Published by: NRC
Published date: Nov 29, 2011
Description: An NRC reactor expert explains nuclear power and the March events at the Fukushima site in Japan [Emphasis Added]
Frederick (Rick) Hasselberg is a reactor engineer and incident response coordinator in NRC’s Office of Nuclear Security and Incident Response (NSIR). (SOURCE)
At 6:30 in
- At Units 1, 2 and 3, a huge amount of hydrogen was generated as the fuel rods were violently consumed by the self-sustaining zirconium-water reaction.
- Core temperatures continued to rise.
- You could hardly call them fuel rods anymore, but some of the materials that used to be inside the fuel rods were reaching 3000, 4000, 5000 degrees.
- At those temperatures, five more bad things happened:
- Localized melting of the fuel – the hottest locations in the core start to melt.
- Relocation of the fuel materials – What started out as melting at a few locations became a sizzling mass of molten material.
- As that occurs, many of the fission products that had been trapped inside the uranium fuel pellets were now released.
- The radiological impact of the core melt is huge.
- Materials that had been in solid form, sealed inside of fuel rods, were now in either liquid or gaseous form, and they are on the move.
- As the temperature went up, more and more radioactive material became available for release.
- The temperature of that sizzling mass of highly radioactive core material was higher than the melting point of the steel reactor vessel.
- So, if they came in contact, the steel reactor vessel would likely fail.
- This is the classic core melt scenario.
- NRC says Reactor No. 2 "burned continuously for several days" after meltdown -- Hydrogen "ignited" (VIDEO)
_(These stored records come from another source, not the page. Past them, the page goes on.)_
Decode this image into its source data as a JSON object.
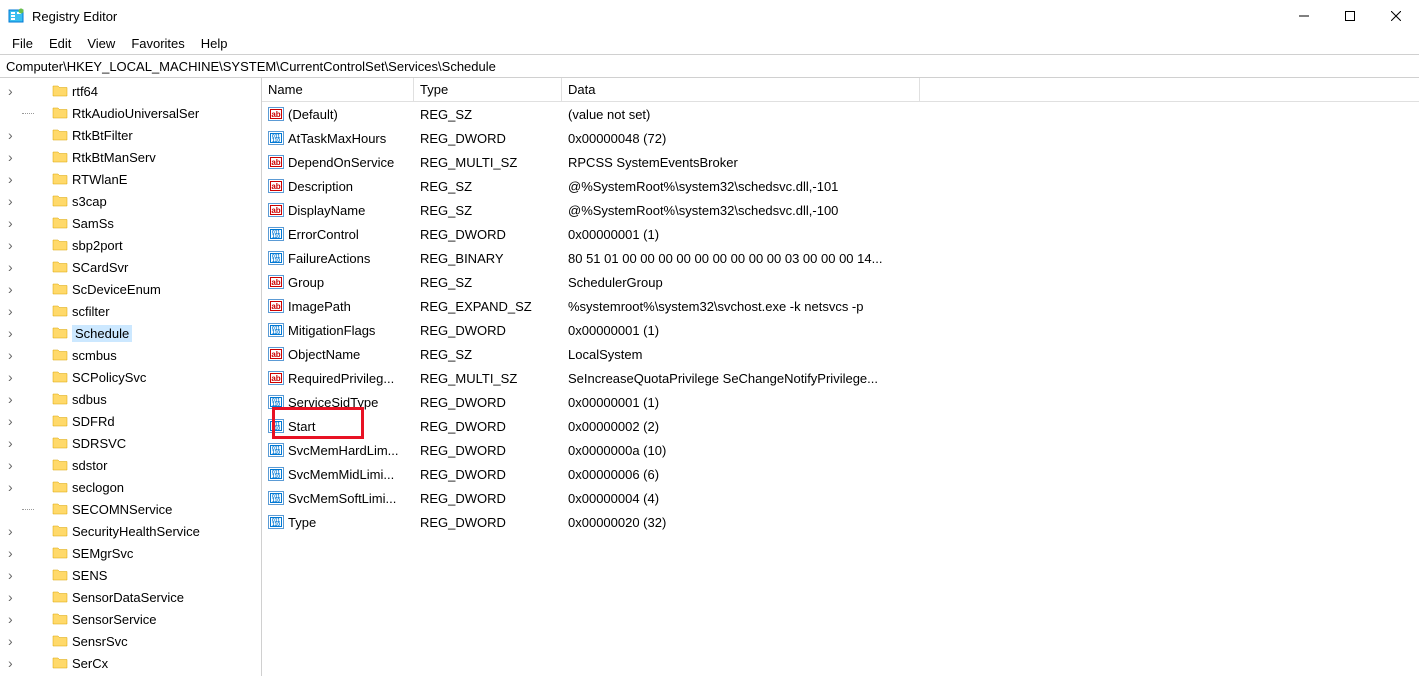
{
  "window": {
    "title": "Registry Editor"
  },
  "menu": [
    "File",
    "Edit",
    "View",
    "Favorites",
    "Help"
  ],
  "address": "Computer\\HKEY_LOCAL_MACHINE\\SYSTEM\\CurrentControlSet\\Services\\Schedule",
  "tree": [
    {
      "label": "rtf64",
      "hasChildren": true
    },
    {
      "label": "RtkAudioUniversalSer",
      "hasChildren": false
    },
    {
      "label": "RtkBtFilter",
      "hasChildren": true
    },
    {
      "label": "RtkBtManServ",
      "hasChildren": true
    },
    {
      "label": "RTWlanE",
      "hasChildren": true
    },
    {
      "label": "s3cap",
      "hasChildren": true
    },
    {
      "label": "SamSs",
      "hasChildren": true
    },
    {
      "label": "sbp2port",
      "hasChildren": true
    },
    {
      "label": "SCardSvr",
      "hasChildren": true
    },
    {
      "label": "ScDeviceEnum",
      "hasChildren": true
    },
    {
      "label": "scfilter",
      "hasChildren": true
    },
    {
      "label": "Schedule",
      "hasChildren": true,
      "selected": true
    },
    {
      "label": "scmbus",
      "hasChildren": true
    },
    {
      "label": "SCPolicySvc",
      "hasChildren": true
    },
    {
      "label": "sdbus",
      "hasChildren": true
    },
    {
      "label": "SDFRd",
      "hasChildren": true
    },
    {
      "label": "SDRSVC",
      "hasChildren": true
    },
    {
      "label": "sdstor",
      "hasChildren": true
    },
    {
      "label": "seclogon",
      "hasChildren": true
    },
    {
      "label": "SECOMNService",
      "hasChildren": false
    },
    {
      "label": "SecurityHealthService",
      "hasChildren": true
    },
    {
      "label": "SEMgrSvc",
      "hasChildren": true
    },
    {
      "label": "SENS",
      "hasChildren": true
    },
    {
      "label": "SensorDataService",
      "hasChildren": true
    },
    {
      "label": "SensorService",
      "hasChildren": true
    },
    {
      "label": "SensrSvc",
      "hasChildren": true
    },
    {
      "label": "SerCx",
      "hasChildren": true
    }
  ],
  "columns": {
    "name": "Name",
    "type": "Type",
    "data": "Data"
  },
  "values": [
    {
      "name": "(Default)",
      "type": "REG_SZ",
      "data": "(value not set)",
      "kind": "sz"
    },
    {
      "name": "AtTaskMaxHours",
      "type": "REG_DWORD",
      "data": "0x00000048 (72)",
      "kind": "bin"
    },
    {
      "name": "DependOnService",
      "type": "REG_MULTI_SZ",
      "data": "RPCSS SystemEventsBroker",
      "kind": "sz"
    },
    {
      "name": "Description",
      "type": "REG_SZ",
      "data": "@%SystemRoot%\\system32\\schedsvc.dll,-101",
      "kind": "sz"
    },
    {
      "name": "DisplayName",
      "type": "REG_SZ",
      "data": "@%SystemRoot%\\system32\\schedsvc.dll,-100",
      "kind": "sz"
    },
    {
      "name": "ErrorControl",
      "type": "REG_DWORD",
      "data": "0x00000001 (1)",
      "kind": "bin"
    },
    {
      "name": "FailureActions",
      "type": "REG_BINARY",
      "data": "80 51 01 00 00 00 00 00 00 00 00 00 03 00 00 00 14...",
      "kind": "bin"
    },
    {
      "name": "Group",
      "type": "REG_SZ",
      "data": "SchedulerGroup",
      "kind": "sz"
    },
    {
      "name": "ImagePath",
      "type": "REG_EXPAND_SZ",
      "data": "%systemroot%\\system32\\svchost.exe -k netsvcs -p",
      "kind": "sz"
    },
    {
      "name": "MitigationFlags",
      "type": "REG_DWORD",
      "data": "0x00000001 (1)",
      "kind": "bin"
    },
    {
      "name": "ObjectName",
      "type": "REG_SZ",
      "data": "LocalSystem",
      "kind": "sz"
    },
    {
      "name": "RequiredPrivileg...",
      "type": "REG_MULTI_SZ",
      "data": "SeIncreaseQuotaPrivilege SeChangeNotifyPrivilege...",
      "kind": "sz"
    },
    {
      "name": "ServiceSidType",
      "type": "REG_DWORD",
      "data": "0x00000001 (1)",
      "kind": "bin"
    },
    {
      "name": "Start",
      "type": "REG_DWORD",
      "data": "0x00000002 (2)",
      "kind": "bin",
      "highlight": true
    },
    {
      "name": "SvcMemHardLim...",
      "type": "REG_DWORD",
      "data": "0x0000000a (10)",
      "kind": "bin"
    },
    {
      "name": "SvcMemMidLimi...",
      "type": "REG_DWORD",
      "data": "0x00000006 (6)",
      "kind": "bin"
    },
    {
      "name": "SvcMemSoftLimi...",
      "type": "REG_DWORD",
      "data": "0x00000004 (4)",
      "kind": "bin"
    },
    {
      "name": "Type",
      "type": "REG_DWORD",
      "data": "0x00000020 (32)",
      "kind": "bin"
    }
  ]
}
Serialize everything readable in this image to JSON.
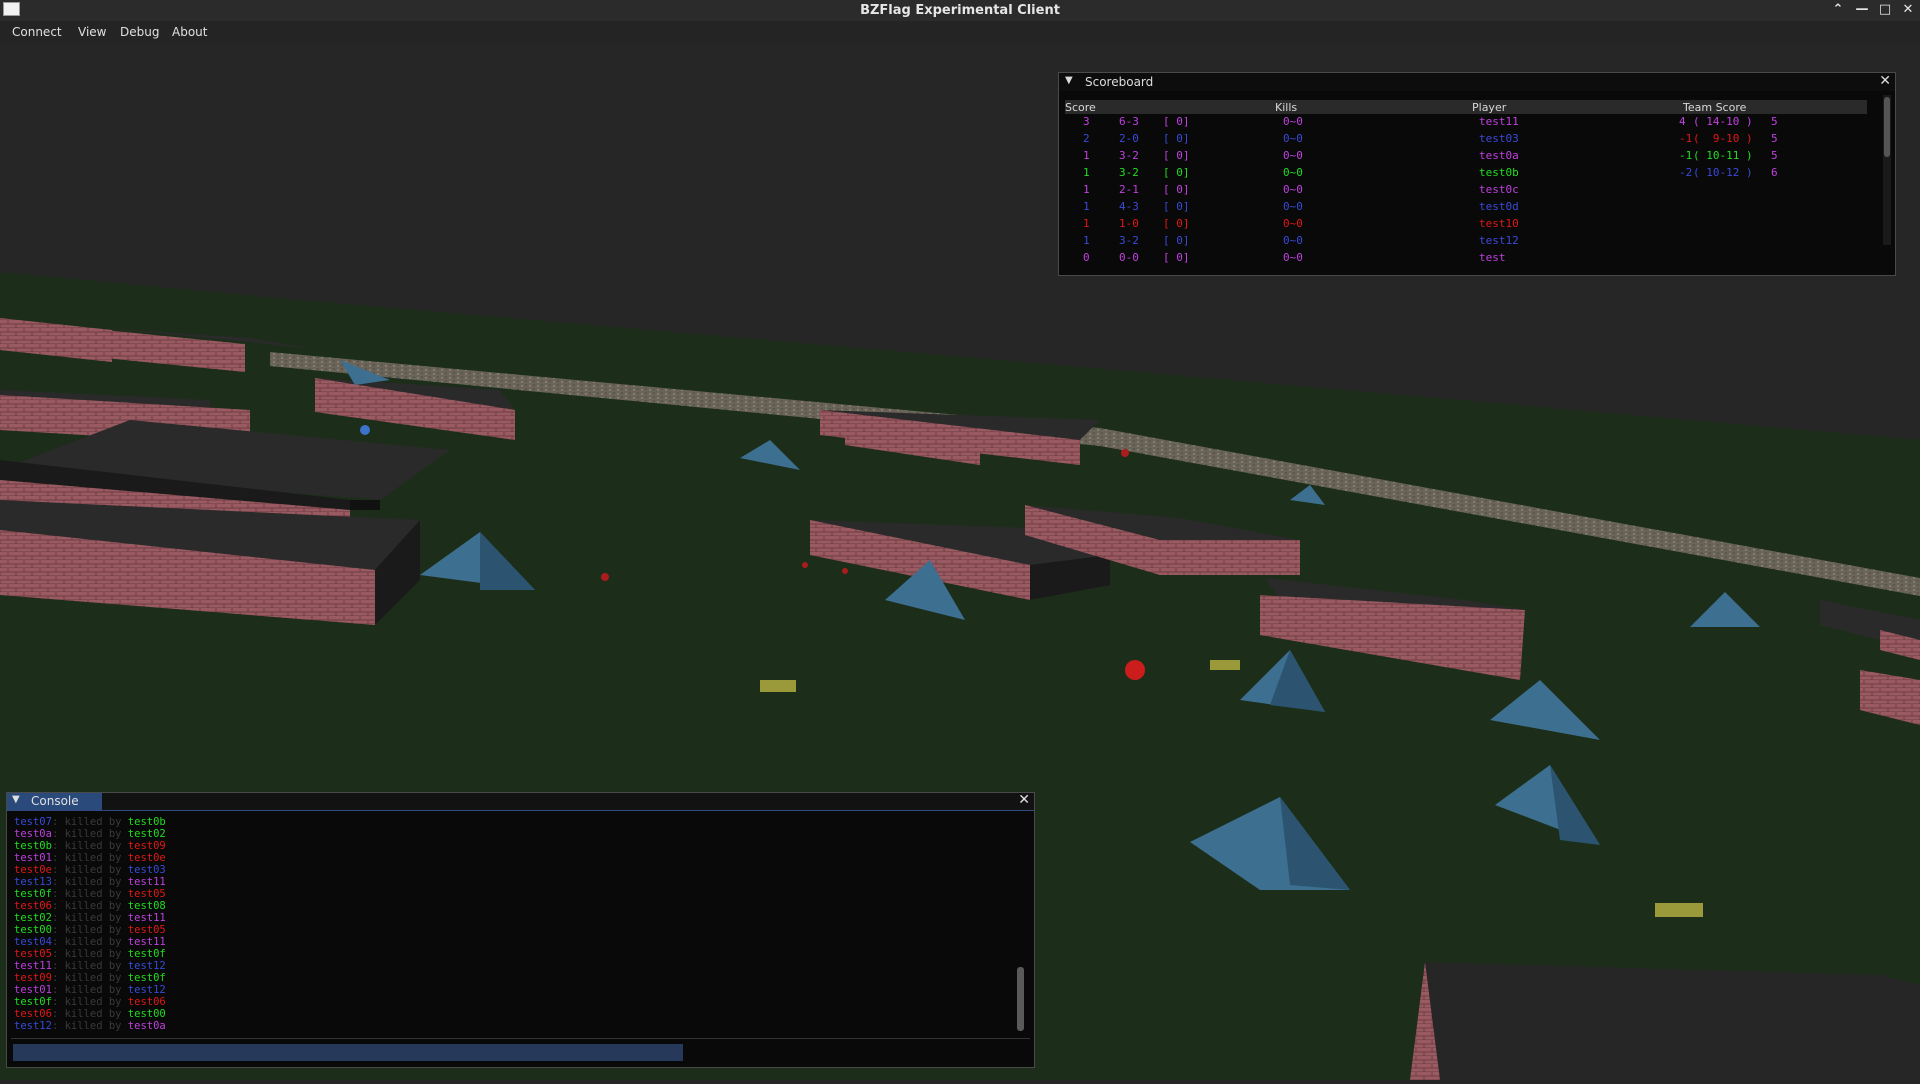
{
  "window": {
    "title": "BZFlag Experimental Client"
  },
  "menu": [
    "Connect",
    "View",
    "Debug",
    "About"
  ],
  "scoreboard": {
    "title": "Scoreboard",
    "headers": [
      "Score",
      "Kills",
      "Player",
      "Team Score"
    ],
    "rows": [
      {
        "score": "3",
        "wl": "6-3",
        "bracket": "[ 0]",
        "kills": "0~0",
        "player": "test11",
        "color": "#c040e0"
      },
      {
        "score": "2",
        "wl": "2-0",
        "bracket": "[ 0]",
        "kills": "0~0",
        "player": "test03",
        "color": "#3a4ad8"
      },
      {
        "score": "1",
        "wl": "3-2",
        "bracket": "[ 0]",
        "kills": "0~0",
        "player": "test0a",
        "color": "#c040e0"
      },
      {
        "score": "1",
        "wl": "3-2",
        "bracket": "[ 0]",
        "kills": "0~0",
        "player": "test0b",
        "color": "#22dd22"
      },
      {
        "score": "1",
        "wl": "2-1",
        "bracket": "[ 0]",
        "kills": "0~0",
        "player": "test0c",
        "color": "#c040e0"
      },
      {
        "score": "1",
        "wl": "4-3",
        "bracket": "[ 0]",
        "kills": "0~0",
        "player": "test0d",
        "color": "#3a4ad8"
      },
      {
        "score": "1",
        "wl": "1-0",
        "bracket": "[ 0]",
        "kills": "0~0",
        "player": "test10",
        "color": "#e01818"
      },
      {
        "score": "1",
        "wl": "3-2",
        "bracket": "[ 0]",
        "kills": "0~0",
        "player": "test12",
        "color": "#3a4ad8"
      },
      {
        "score": "0",
        "wl": "0-0",
        "bracket": "[ 0]",
        "kills": "0~0",
        "player": "test",
        "color": "#c040e0"
      }
    ],
    "team_rows": [
      {
        "score": "4",
        "detail": "( 14-10 )",
        "count": "5",
        "color": "#c040e0"
      },
      {
        "score": "-1",
        "detail": "(  9-10 )",
        "count": "5",
        "color": "#e01818"
      },
      {
        "score": "-1",
        "detail": "( 10-11 )",
        "count": "5",
        "color": "#22dd22"
      },
      {
        "score": "-2",
        "detail": "( 10-12 )",
        "count": "6",
        "color": "#3a4ad8"
      }
    ],
    "team_count_color": "#c040e0"
  },
  "console": {
    "title": "Console",
    "lines": [
      {
        "victim": "test07",
        "vc": "#3a4ad8",
        "text": ": killed by ",
        "killer": "test0b",
        "kc": "#22dd22"
      },
      {
        "victim": "test0a",
        "vc": "#c040e0",
        "text": ": killed by ",
        "killer": "test02",
        "kc": "#22dd22"
      },
      {
        "victim": "test0b",
        "vc": "#22dd22",
        "text": ": killed by ",
        "killer": "test09",
        "kc": "#e01818"
      },
      {
        "victim": "test01",
        "vc": "#c040e0",
        "text": ": killed by ",
        "killer": "test0e",
        "kc": "#e01818"
      },
      {
        "victim": "test0e",
        "vc": "#e01818",
        "text": ": killed by ",
        "killer": "test03",
        "kc": "#3a4ad8"
      },
      {
        "victim": "test13",
        "vc": "#3a4ad8",
        "text": ": killed by ",
        "killer": "test11",
        "kc": "#c040e0"
      },
      {
        "victim": "test0f",
        "vc": "#22dd22",
        "text": ": killed by ",
        "killer": "test05",
        "kc": "#e01818"
      },
      {
        "victim": "test06",
        "vc": "#e01818",
        "text": ": killed by ",
        "killer": "test08",
        "kc": "#22dd22"
      },
      {
        "victim": "test02",
        "vc": "#22dd22",
        "text": ": killed by ",
        "killer": "test11",
        "kc": "#c040e0"
      },
      {
        "victim": "test00",
        "vc": "#22dd22",
        "text": ": killed by ",
        "killer": "test05",
        "kc": "#e01818"
      },
      {
        "victim": "test04",
        "vc": "#3a4ad8",
        "text": ": killed by ",
        "killer": "test11",
        "kc": "#c040e0"
      },
      {
        "victim": "test05",
        "vc": "#e01818",
        "text": ": killed by ",
        "killer": "test0f",
        "kc": "#22dd22"
      },
      {
        "victim": "test11",
        "vc": "#c040e0",
        "text": ": killed by ",
        "killer": "test12",
        "kc": "#3a4ad8"
      },
      {
        "victim": "test09",
        "vc": "#e01818",
        "text": ": killed by ",
        "killer": "test0f",
        "kc": "#22dd22"
      },
      {
        "victim": "test01",
        "vc": "#c040e0",
        "text": ": killed by ",
        "killer": "test12",
        "kc": "#3a4ad8"
      },
      {
        "victim": "test0f",
        "vc": "#22dd22",
        "text": ": killed by ",
        "killer": "test06",
        "kc": "#e01818"
      },
      {
        "victim": "test06",
        "vc": "#e01818",
        "text": ": killed by ",
        "killer": "test00",
        "kc": "#22dd22"
      },
      {
        "victim": "test12",
        "vc": "#3a4ad8",
        "text": ": killed by ",
        "killer": "test0a",
        "kc": "#c040e0"
      }
    ],
    "input_value": ""
  },
  "icons": {
    "collapse": "triangle-down-icon",
    "close": "close-icon",
    "app": "app-icon",
    "titlebar_buttons": [
      "chevron-up-icon",
      "minimize-icon",
      "maximize-icon",
      "close-icon"
    ]
  }
}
- US Gov't Video: Fukushima meltdowns a "life changing event" -- "Such a tragic cost"
Published: December 21st, 2011 at 9:42 am ET